President's Commentary: The outrage that is outsourcing | National Union of Public and General Employees

President's Commentary: The outrage that is outsourcing

This one small story illustrates the larger danger of greed unchecked. All of our jobs and all of our communities are vulnerable to outsourcing and its cousin, privatization. These strategies might boost profits, but at a terrible cost.

Ottawa (10 April 2013) – Massive stories sometimes start small - a simple break-and-enter in 1972 eventually led to the downfall of the world’s most powerful politician - and a small story that broke this past weekend here in Canada is building momentum and has the potential to become huge. Is this a watergate for our business leaders? I hope so.

It started when the CBC reported that a multinational outsourcing company called iGate used the federal government’s Temporary Foreign Workers Program to bring a worker into Canada as part of a contract it has with Royal Bank of Canada (RBC). This particular worker was allowed into the country to be trained in the processes of the bank’s “investor services” department by the very people whose work is about to be outsourced. Forty-five RBC workers will lose their jobs in the process.

The numbers may be small - it’s just one temporary foreign worker of the tens of thousands brought into Canada every month, and just 45 of hundreds of thousands of middle-class Canadians who’ve lost their jobs to outsourcing over the past decade - but the story has shone a glaring light on the practice of outsourcing, the unabashed greed that underlies it, and the damage that it is doing to us all.

Across the country, people are outraged by this story. RBC is the most profitable of Canadian banks, one of the most stable and successful corporations in the world, and yet its leaders believe they’re perfectly justified in fundamentally disrupting the lives of a couple dozen of their employees in the pursuit of a sliver more in short-term profit.

Outsourcing is often sold as a necessary business tactic in an ever-more competitive global economy; that Canadian companies risk outright bankruptcy if they’re not able to use cheap labour offshore. For some companies, this might be a credible argument. But RBC is hardly a company fighting for its life. As RBC CEO Gord Nixon said while presenting the company’s annual report last year, “2012 was a record year – our annual profit was the largest not only for RBC, but also for any Canadian company … ever.”

A few more quick stats show just how well-fed this bank is:

  • it made more than $2 billion in profits in the first three months of 2013;
  • it paid CEO Nixon more than $12 million last year - and another $27 million to his top four VPs; and
  • its total tax burden has dropped from 32.9 per cent in 2010 to 28.9 per cent in 2012.

And yet despite these clear signs of near-bullet-proof stability and health, RBC’s leaders have hired an aggressive offshore company specializing in cheap labour (one of whose slogans is “It’s criminal to pay for time and materials”) in order to squeeze more profit from its largely Canadian business. What’s worse is that the extra profits they’ll realize from outsourcing the work done by these 45 workers will be minuscule - considering that RBC employs 57,000 Canadians, will saving a few tens of thousands of dollars even register on their financials?

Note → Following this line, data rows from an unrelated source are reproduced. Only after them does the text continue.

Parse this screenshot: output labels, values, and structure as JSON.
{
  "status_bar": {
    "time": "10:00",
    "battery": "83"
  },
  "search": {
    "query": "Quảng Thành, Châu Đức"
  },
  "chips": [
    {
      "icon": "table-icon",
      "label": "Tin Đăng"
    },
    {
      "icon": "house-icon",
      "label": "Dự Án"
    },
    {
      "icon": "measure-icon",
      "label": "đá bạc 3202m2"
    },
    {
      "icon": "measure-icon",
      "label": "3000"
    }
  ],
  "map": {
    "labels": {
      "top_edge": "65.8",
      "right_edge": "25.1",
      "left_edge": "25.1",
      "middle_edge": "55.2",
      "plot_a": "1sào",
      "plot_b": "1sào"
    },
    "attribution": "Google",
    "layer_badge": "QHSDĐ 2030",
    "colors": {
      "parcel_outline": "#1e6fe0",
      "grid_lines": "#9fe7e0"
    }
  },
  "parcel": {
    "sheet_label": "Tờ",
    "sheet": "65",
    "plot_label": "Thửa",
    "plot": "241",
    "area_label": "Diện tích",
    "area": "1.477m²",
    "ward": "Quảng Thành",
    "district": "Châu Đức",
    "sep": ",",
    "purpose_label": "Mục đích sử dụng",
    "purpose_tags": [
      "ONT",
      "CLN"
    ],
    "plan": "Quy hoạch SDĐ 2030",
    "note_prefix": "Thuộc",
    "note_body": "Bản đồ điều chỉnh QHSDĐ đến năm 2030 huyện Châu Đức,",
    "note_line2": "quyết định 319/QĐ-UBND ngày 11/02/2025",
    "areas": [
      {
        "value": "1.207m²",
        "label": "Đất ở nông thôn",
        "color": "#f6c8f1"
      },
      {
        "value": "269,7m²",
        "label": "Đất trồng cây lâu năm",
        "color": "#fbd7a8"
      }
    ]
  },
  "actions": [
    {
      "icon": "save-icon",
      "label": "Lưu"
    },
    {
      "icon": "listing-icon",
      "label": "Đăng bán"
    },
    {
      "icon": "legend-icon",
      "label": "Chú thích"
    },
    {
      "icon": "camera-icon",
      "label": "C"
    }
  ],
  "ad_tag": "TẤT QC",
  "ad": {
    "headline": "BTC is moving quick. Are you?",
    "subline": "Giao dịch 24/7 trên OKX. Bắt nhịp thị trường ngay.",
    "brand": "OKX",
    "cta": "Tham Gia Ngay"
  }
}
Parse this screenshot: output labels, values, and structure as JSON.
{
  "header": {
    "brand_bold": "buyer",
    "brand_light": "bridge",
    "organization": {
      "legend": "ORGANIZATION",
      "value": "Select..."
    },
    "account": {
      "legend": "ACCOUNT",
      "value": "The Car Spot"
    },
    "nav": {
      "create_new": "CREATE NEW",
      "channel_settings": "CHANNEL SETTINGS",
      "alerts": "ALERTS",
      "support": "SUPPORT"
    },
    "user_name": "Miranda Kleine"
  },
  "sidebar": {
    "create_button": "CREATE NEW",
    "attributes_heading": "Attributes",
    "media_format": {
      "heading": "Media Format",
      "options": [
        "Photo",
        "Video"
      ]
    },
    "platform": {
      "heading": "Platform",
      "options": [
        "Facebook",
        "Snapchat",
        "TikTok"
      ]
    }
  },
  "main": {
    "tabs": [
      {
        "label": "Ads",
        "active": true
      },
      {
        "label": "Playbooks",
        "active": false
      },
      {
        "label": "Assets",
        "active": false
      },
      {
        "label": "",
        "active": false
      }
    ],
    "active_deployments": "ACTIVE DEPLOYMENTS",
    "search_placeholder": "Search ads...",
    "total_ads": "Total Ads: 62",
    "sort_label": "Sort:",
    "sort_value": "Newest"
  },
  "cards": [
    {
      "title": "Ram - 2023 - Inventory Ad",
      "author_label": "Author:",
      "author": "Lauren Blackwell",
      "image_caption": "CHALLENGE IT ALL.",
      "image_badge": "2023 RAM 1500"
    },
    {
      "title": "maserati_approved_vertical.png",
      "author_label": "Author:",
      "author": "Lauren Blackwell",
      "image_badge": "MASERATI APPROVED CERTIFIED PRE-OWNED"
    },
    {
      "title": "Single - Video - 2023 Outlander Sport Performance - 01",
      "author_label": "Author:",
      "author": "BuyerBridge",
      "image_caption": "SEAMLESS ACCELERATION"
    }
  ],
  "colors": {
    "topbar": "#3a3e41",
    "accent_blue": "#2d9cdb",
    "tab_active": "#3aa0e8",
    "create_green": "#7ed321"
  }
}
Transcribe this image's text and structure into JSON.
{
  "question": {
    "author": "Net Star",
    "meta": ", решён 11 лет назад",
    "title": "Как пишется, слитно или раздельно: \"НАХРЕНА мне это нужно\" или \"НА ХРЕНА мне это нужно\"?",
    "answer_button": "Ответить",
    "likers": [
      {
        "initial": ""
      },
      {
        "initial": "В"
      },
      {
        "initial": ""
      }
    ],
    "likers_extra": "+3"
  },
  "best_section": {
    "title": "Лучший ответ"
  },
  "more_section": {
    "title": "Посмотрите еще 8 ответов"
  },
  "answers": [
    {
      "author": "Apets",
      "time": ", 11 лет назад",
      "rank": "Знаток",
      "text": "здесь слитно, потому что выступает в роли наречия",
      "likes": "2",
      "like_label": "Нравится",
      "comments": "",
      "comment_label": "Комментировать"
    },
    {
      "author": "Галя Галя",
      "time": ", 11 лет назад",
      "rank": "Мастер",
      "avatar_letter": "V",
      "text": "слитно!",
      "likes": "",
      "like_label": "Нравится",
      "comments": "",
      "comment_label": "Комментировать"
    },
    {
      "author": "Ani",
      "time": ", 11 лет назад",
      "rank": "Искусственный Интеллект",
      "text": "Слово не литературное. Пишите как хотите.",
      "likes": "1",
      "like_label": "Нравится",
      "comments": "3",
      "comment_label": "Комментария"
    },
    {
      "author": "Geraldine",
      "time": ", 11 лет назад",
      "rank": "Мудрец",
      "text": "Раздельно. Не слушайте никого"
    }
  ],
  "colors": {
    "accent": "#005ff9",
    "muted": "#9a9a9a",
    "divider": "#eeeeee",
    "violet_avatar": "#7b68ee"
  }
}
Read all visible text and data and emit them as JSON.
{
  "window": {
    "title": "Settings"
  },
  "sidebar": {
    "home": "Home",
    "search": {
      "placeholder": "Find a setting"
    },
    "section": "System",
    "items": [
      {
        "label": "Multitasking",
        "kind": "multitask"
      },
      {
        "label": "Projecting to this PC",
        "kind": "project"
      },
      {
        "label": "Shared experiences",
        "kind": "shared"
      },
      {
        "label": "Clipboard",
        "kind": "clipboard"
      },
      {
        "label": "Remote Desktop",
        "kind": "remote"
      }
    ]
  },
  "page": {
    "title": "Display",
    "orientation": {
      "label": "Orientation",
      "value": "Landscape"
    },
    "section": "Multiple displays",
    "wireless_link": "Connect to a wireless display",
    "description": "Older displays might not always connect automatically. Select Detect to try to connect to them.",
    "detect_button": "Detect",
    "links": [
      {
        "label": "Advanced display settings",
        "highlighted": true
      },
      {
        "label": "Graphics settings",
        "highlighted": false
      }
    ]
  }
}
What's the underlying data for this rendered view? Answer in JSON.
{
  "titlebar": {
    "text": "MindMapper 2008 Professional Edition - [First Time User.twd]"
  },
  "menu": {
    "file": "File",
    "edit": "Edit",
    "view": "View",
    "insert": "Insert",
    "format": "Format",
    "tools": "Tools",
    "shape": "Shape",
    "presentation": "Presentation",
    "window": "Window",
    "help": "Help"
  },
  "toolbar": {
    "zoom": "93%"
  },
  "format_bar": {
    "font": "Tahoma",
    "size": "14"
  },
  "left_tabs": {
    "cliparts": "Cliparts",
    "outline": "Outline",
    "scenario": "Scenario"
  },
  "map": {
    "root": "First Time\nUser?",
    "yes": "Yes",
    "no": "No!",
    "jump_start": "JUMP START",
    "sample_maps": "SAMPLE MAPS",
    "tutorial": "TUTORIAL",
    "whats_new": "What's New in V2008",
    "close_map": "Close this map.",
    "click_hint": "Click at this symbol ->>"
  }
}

No, there’s something larger at play here. RBC’s leaders have shown us the consequences of living in a society that celebrates unmitigated greed. We've arrived here after more than 30 years of assurances from our political leaders that greed is a virtue and that our only responsibility in life is to our own self-gratification, and the RBC 45 are just the latest of many whose lives have been crushed under this dangerous and corrosive dogma.

This one small story illustrates the larger danger of greed unchecked. All of our jobs and all of our communities are vulnerable to outsourcing and its cousin, privatization. These strategies might boost profits, but at a terrible cost.

Turning the tide on the dogma of greed will not be easy nor quick. But we have an opportunity now to start. Each of us must stand up against corporations and politicians driven only by greed. We yearn instead for more from our leaders: more responsibility, more community-mindedness, and more engagement with the lives of the people who contribute to their own success.

We can send a message that our corporate and government leaders won’t be able to ignore.

In solidarity,

James Clancy
National President

NUPGE

James Clancy is the National President of the National Union of Public and General Employees (NUPGE), one of Canada's largest labour organizations with over 340,000 members. Our mission is to improve the lives of working families and to build a stronger Canada by ensuring our common wealth is used for the common good. NUPGE